A Seattle-based organization that secures keystone lands for preservation is trying to save the Lake Serene trail from logging.

Forterra has until the end of October to raise about $275,000 more to purchase 190 acres from Weyerhaeuser for conservation. The Washington-based timber company owns part of the property that the popular route traverses.

“The first part of the trail is on private land, and the owner is preparing to take down those trees, which they have the right to do, but we think it would be a big loss for the corridor as it has exceptional beauty,” said Forterra’s campaign director Susannah Hale during the North Sound luncheon hosted by the nonprofit last week in Everett.

The cost of purchasing the parcel, which Weyerhaeuser will only sell as a whole, is $800,000, according to Forterra. The Snohomish County Conservation Futures program and other proposed funds are already covering $525,000 of that.

The Lake Serene trail, which also leads to Bridal Veil Falls, is considered one of the most traveled in the region, according to Forterra. About 45,000 people take the hike every year.

The Mt. Baker-Snoqualmie National Forest announced a temporary closure of the trailhead starting on Sept. 25, according to the U.S. Forest Service. The order was issued in advance of the nearing harvest.

“The temporary closure will protect public health and safety during logging activities and allow for needed trailhead outhouse and parking upgrades,” according to the news release.

The trailhead will reopen once the harvest has ended, replanting is finished and trail repairs are completed, which should be no later than July 1, according to the release.

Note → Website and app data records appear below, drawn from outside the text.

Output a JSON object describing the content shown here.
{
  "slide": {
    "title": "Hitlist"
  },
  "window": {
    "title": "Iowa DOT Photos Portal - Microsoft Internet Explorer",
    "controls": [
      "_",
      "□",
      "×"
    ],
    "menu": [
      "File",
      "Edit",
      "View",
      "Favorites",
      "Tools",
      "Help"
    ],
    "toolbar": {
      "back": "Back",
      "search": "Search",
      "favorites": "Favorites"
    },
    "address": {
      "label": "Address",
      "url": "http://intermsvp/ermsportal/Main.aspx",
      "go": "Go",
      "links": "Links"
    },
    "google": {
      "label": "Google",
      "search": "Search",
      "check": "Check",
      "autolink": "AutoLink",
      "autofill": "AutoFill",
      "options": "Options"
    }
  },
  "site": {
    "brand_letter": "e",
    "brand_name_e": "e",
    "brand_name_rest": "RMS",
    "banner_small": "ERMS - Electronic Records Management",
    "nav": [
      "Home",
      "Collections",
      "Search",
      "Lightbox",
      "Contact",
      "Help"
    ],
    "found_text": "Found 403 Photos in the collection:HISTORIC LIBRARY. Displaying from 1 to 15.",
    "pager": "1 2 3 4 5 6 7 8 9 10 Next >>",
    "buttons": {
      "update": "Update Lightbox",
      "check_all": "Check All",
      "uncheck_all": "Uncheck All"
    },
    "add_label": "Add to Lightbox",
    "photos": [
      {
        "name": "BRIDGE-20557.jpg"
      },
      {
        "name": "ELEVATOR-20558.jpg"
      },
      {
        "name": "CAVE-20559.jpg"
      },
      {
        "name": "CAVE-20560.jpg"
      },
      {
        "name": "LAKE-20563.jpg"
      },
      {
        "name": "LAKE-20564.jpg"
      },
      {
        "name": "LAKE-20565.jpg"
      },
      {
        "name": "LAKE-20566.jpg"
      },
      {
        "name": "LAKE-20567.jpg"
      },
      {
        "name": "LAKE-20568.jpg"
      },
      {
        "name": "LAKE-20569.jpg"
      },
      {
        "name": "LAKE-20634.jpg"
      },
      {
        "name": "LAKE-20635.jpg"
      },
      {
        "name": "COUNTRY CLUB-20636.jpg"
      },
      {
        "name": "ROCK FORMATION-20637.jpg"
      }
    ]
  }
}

A section of the old logging road, which the trail runs through, will be used as a road during the harvest, according to the Washington Trails Association. Once finished, the road will be turned back into a trail. The U.S. Forest Service will improve the trailhead parking lot and facilities during the closure.

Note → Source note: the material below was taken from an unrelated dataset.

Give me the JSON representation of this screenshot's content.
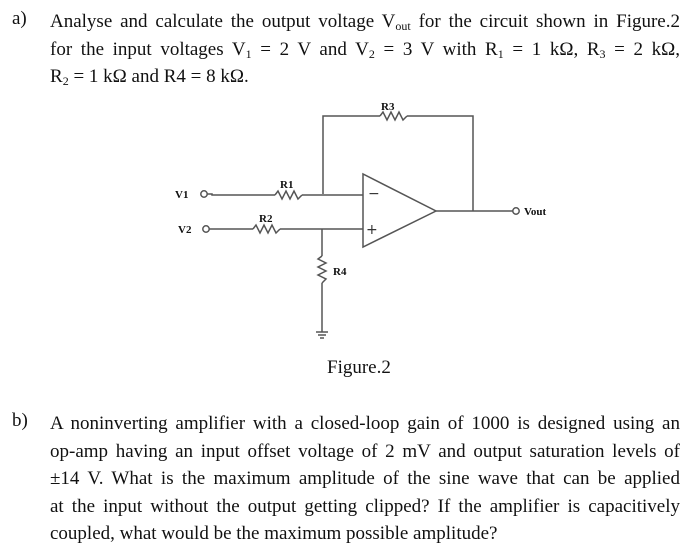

Forterra is working with Weyerhaeuser to limit the scope of the harvest. The hope is to protect the creek that carries water from Bridal Veil Falls and prevent logging from crossing the trail.

Less than half of the property will be logged under the deal, and timber will only be taken from a portion that is not near the trail, according to Forterra. A buffer of trees will be left along the trail and the stream.

“We have worked with the landowner to divert a new logging road away from the trail and habitat areas,” according to Forterra. “Approximately 60 acres of second- and third- growth timber, away from the trail, will be harvested to reduce acquisition cost, and will be replanted with more diverse species.”

About $38,000 of the $275,000 has already been raised, according to Forterra. Roughly $2,000 “saves an acre.”

During the North Sound luncheon, Forterra president Gene Duvernoy spoke about the importance of building and maintaining partnerships while carrying out acquisitions. He said the nonprofit staff wanted to work justly with Weyerhaeuser, a company that has contributed to the region’s economy for more than 100 years.

In buying properties, such as the one surrounding the Lake Serene trail, it is crucial to do things the right way, Duvernoy said. The collaborative approach helps create a sustainable region, and keeps everyone working toward the same end, he said.

The Lake Serene trail is only one piece of the Great Northern Corridor, which stretches from the Salish Sea to the Skykomish Valley, according to Forterra. The nonprofit plans to work with farmers, business owners, timber companies and other members of the communities that have cropped up in the region, he said.

“Each town along the Great Northern Corridor has a different story,” Duvernoy said. “What they all have in common across the Pacific Northwest is a boom and bust cycle. Each and every one of them is a people determined to build stable economies while also holding on to the beauty and character of their towns and surrounding landscapes.”

Sky Valley Visitors Center president Debbie Copple spoke about the nine communities that have grown along the U.S. Highway 2 corridor. She said each one has its own unique spirit, but they are bound together through their industrial histories and connections to the environment.

Bill Corson, who owns the Outdoor Adventures Center in Index, joined Copple on stage. He said he has seen firsthand how the landscape offers up opportunities for locals and visitors alike to take advantage of recreational activities in the mountains and on the rivers.

“That is endless, it’s so incredible,” he said.